Assignment
Look through the entries below and return all lines including the word "Nombre".

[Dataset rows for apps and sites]
######

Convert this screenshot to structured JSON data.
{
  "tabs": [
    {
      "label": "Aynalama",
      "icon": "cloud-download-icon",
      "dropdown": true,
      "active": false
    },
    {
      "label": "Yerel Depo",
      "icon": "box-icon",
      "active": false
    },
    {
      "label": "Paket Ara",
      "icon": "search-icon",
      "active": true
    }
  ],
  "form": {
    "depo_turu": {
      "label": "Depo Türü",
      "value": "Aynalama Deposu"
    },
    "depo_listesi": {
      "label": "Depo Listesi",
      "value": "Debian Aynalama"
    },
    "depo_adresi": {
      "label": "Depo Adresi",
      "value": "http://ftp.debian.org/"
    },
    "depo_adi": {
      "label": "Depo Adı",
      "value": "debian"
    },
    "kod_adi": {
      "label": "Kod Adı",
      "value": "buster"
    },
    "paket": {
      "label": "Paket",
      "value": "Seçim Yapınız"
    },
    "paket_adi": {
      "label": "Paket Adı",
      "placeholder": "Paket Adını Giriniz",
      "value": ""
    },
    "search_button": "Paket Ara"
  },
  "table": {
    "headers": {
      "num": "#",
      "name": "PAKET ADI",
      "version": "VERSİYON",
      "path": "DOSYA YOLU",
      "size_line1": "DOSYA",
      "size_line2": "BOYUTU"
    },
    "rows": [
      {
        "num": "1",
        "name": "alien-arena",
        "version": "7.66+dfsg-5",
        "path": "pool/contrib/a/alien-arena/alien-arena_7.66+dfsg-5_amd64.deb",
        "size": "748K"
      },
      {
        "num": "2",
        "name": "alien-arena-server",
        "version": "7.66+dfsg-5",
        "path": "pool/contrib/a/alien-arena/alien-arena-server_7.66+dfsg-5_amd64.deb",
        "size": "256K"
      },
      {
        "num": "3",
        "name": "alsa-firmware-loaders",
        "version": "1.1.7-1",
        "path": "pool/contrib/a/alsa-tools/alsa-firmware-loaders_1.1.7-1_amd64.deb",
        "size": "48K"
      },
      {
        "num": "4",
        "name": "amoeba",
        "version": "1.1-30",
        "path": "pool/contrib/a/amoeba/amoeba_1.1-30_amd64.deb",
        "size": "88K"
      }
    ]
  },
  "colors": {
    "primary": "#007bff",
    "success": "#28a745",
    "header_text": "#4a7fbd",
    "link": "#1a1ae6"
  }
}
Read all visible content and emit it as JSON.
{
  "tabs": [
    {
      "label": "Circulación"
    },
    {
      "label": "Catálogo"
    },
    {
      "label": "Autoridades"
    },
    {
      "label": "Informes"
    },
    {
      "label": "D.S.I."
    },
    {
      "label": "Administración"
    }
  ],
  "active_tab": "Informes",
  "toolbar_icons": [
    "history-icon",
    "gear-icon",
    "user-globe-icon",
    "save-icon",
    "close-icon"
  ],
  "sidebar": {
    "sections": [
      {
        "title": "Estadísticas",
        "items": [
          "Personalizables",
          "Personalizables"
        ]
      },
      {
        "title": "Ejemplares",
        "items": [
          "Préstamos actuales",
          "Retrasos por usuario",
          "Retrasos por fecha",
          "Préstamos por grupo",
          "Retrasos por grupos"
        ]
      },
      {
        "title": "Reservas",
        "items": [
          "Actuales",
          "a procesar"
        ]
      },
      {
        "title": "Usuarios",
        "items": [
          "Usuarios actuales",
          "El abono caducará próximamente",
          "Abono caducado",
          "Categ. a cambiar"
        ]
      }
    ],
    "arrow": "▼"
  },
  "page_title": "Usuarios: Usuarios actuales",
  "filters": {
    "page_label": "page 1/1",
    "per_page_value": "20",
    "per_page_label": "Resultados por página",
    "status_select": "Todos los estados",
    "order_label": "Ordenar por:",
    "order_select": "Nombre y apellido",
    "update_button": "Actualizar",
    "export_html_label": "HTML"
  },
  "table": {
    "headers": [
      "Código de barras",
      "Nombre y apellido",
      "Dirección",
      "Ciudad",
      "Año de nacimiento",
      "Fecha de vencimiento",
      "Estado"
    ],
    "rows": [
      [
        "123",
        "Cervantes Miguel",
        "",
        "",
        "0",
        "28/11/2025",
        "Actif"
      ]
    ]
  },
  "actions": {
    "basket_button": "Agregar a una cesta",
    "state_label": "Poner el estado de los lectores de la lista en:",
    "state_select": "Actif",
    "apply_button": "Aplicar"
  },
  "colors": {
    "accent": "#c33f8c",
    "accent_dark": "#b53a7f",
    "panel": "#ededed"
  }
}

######

Response to this task
    "order_select": "Nombre y apellido",
      "Nombre y apellido",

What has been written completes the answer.